The delicious sparkling soda quickly satisfied thirsts in Appalachia. The company was renamed Piedmont Cheerwine Bottling Company in 1924 to increase brand recognition throughout North Carolina, and Peeler first registered the Cheerwine trademark in 1926. In 1927, he started another bottling company in Charlotte. That business was later sold to Sun-Drop Bottling in 1976.

LD Peeler;
Lewis passed away in 1931. His son, Clifford, took over the business. He not only kept the company afloat during the depression, but managed to keep it profitable. The public continued to purchase the drink and felt it was good to have a product with the word “Cheer” in the name during such difficult times.

Today, Lewis D. Peeler's great-grandson, Charles Clifford "Cliff" Ritchie, runs the company that the family says is "the oldest continuously operated soft drink company still run by the same family." Cheerwine can be found in markets in all 50 states, Europe, and China. 

To me, that's a sure testament to a great product. I couldn't wait to try it!!! YUMMM! 

Your turn: Have you tried Cheerwine? What'd'ya think? What is your favorite drink to wet your whistle?

Springhouse at the Walker Sisters Cabin, the setting for
Appalachian Song

Michelle Shocklee 
is the author of several historical novels, including Count the Nights by Stars, winner of the Christianity Today Book Award, and Under the Tulip Tree, a Christy Awards and Selah Awards finalist.
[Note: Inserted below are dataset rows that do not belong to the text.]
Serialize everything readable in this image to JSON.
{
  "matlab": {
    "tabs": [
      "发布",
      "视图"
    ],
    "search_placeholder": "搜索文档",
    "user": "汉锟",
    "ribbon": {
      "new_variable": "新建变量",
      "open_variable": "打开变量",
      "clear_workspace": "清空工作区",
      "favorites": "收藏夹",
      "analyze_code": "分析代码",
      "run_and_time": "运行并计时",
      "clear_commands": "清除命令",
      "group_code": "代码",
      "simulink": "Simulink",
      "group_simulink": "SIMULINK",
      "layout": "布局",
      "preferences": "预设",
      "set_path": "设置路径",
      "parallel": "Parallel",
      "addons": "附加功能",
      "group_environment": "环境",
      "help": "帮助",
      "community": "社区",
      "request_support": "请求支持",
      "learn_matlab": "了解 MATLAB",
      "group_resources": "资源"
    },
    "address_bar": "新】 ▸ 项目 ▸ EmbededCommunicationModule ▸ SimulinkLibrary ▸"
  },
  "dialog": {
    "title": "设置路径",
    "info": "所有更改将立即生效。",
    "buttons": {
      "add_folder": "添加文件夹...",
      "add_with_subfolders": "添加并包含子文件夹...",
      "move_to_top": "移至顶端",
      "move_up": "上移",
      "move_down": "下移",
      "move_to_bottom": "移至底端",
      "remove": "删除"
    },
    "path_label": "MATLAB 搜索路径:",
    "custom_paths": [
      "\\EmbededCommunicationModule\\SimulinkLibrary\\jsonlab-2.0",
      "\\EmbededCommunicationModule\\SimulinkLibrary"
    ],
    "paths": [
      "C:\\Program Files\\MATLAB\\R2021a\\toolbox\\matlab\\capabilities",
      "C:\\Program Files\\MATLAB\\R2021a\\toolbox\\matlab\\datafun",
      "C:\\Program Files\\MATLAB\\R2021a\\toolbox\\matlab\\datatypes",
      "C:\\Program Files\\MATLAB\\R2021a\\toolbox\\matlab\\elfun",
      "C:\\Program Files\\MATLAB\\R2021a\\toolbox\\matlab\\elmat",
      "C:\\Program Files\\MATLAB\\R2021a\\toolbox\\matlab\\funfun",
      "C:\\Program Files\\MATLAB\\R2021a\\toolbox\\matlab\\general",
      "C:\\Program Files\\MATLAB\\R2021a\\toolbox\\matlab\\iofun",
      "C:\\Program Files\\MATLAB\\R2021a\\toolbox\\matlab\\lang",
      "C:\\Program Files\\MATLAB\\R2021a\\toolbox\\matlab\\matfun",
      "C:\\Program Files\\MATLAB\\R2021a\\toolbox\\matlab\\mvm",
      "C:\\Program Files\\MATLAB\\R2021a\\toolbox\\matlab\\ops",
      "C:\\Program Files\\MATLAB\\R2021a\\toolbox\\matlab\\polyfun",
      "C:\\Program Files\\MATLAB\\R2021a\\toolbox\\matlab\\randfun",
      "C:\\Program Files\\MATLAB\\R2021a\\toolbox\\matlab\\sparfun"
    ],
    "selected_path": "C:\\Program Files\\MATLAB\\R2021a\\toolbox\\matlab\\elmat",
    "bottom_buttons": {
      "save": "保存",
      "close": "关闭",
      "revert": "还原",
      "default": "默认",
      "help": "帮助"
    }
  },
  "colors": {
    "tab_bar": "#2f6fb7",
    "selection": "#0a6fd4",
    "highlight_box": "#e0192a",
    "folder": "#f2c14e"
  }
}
Her work has been included in numerous Chicken Soup for the Soul books, magazines, and blogs. Married to her college sweetheart and the mother of two grown sons, she makes her home in Tennessee, not far from the historical sites she writes about. Visit her online  at


Forever within the memories of my heart.
Always remember, you are perfectly loved.

Bertie Jenkins has spent forty years serving as a midwife for her community in the Great Smoky Mountains of East Tennessee. Out of all the mothers she’s tended, none affects her more than the young teenager who shows up on her doorstep, injured, afraid, and expecting, one warm June day in 1943. As Bertie and her four sisters tenderly nurture Songbird back to health, the bond between the childless midwife and the motherless teen grows strong. But soon Songbird is forced to make a heartbreaking decision that will tear this little family apart.

Thirty years later, the day after his father’s funeral, Walker Wylie is stunned to learn he was adopted as an infant. The famous country singer enlists the help of adoption advocate Reese Chandler in the hopes of learning why he was abandoned by his birth parents. With the only clue he has in hand, Walker and Reese head deep into the Appalachian Mountains to track down Bertie Jenkins, the midwife who holds the secrets to Walker’s past.

1 comment:

  1. Thank you for posting today! I will have to find out where in my state this is sold. I like Diet Coke but usually a cold drink is water.